Saved data entries

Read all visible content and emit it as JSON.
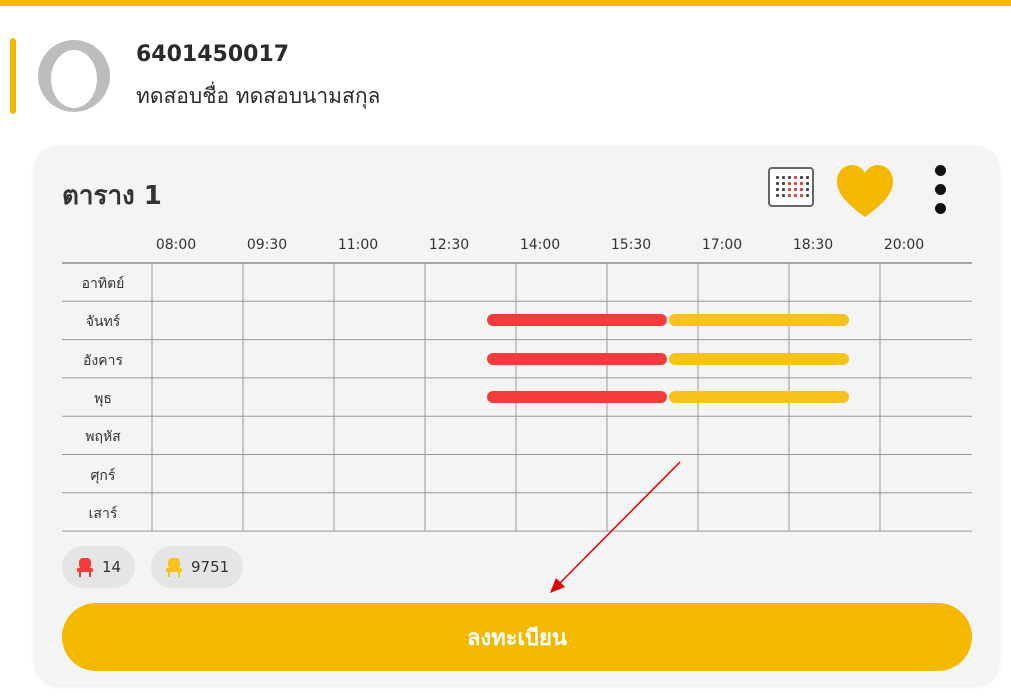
{
  "profile": {
    "student_id": "6401450017",
    "student_name": "ทดสอบชื่อ ทดสอบนามสกุล"
  },
  "schedule": {
    "title": "ตาราง 1",
    "time_labels": [
      "08:00",
      "09:30",
      "11:00",
      "12:30",
      "14:00",
      "15:30",
      "17:00",
      "18:30",
      "20:00"
    ],
    "days": [
      "อาทิตย์",
      "จันทร์",
      "อังคาร",
      "พุธ",
      "พฤหัส",
      "ศุกร์",
      "เสาร์"
    ],
    "sessions": [
      {
        "day": "จันทร์",
        "start": "12:30",
        "end": "15:30",
        "color": "#f53b3b"
      },
      {
        "day": "จันทร์",
        "start": "15:30",
        "end": "18:30",
        "color": "#f7c21a"
      },
      {
        "day": "อังคาร",
        "start": "12:30",
        "end": "15:30",
        "color": "#f53b3b"
      },
      {
        "day": "อังคาร",
        "start": "15:30",
        "end": "18:30",
        "color": "#f7c21a"
      },
      {
        "day": "พุธ",
        "start": "12:30",
        "end": "15:30",
        "color": "#f53b3b"
      },
      {
        "day": "พุธ",
        "start": "15:30",
        "end": "18:30",
        "color": "#f7c21a"
      }
    ]
  },
  "seats": {
    "red_count": "14",
    "yellow_count": "9751"
  },
  "actions": {
    "register_label": "ลงทะเบียน"
  },
  "colors": {
    "accent": "#f5b800",
    "red_session": "#f53b3b",
    "yellow_session": "#f7c21a",
    "annotation_arrow": "#e00000"
  },
  "icons": [
    "calendar-grid-icon",
    "heart-icon",
    "more-vertical-icon",
    "seat-red-icon",
    "seat-yellow-icon"
  ]
}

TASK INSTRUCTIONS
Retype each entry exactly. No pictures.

COMPLETED TASK
Read all visible content and emit it as JSON.
{
  "profile": {
    "student_id": "6401450017",
    "student_name": "ทดสอบชื่อ ทดสอบนามสกุล"
  },
  "schedule": {
    "title": "ตาราง 1",
    "time_labels": [
      "08:00",
      "09:30",
      "11:00",
      "12:30",
      "14:00",
      "15:30",
      "17:00",
      "18:30",
      "20:00"
    ],
    "days": [
      "อาทิตย์",
      "จันทร์",
      "อังคาร",
      "พุธ",
      "พฤหัส",
      "ศุกร์",
      "เสาร์"
    ],
    "sessions": [
      {
        "day": "จันทร์",
        "start": "12:30",
        "end": "15:30",
        "color": "#f53b3b"
      },
      {
        "day": "จันทร์",
        "start": "15:30",
        "end": "18:30",
        "color": "#f7c21a"
      },
      {
        "day": "อังคาร",
        "start": "12:30",
        "end": "15:30",
        "color": "#f53b3b"
      },
      {
        "day": "อังคาร",
        "start": "15:30",
        "end": "18:30",
        "color": "#f7c21a"
      },
      {
        "day": "พุธ",
        "start": "12:30",
        "end": "15:30",
        "color": "#f53b3b"
      },
      {
        "day": "พุธ",
        "start": "15:30",
        "end": "18:30",
        "color": "#f7c21a"
      }
    ]
  },
  "seats": {
    "red_count": "14",
    "yellow_count": "9751"
  },
  "actions": {
    "register_label": "ลงทะเบียน"
  },
  "colors": {
    "accent": "#f5b800",
    "red_session": "#f53b3b",
    "yellow_session": "#f7c21a",
    "annotation_arrow": "#e00000"
  },
  "icons": [
    "calendar-grid-icon",
    "heart-icon",
    "more-vertical-icon",
    "seat-red-icon",
    "seat-yellow-icon"
  ]
}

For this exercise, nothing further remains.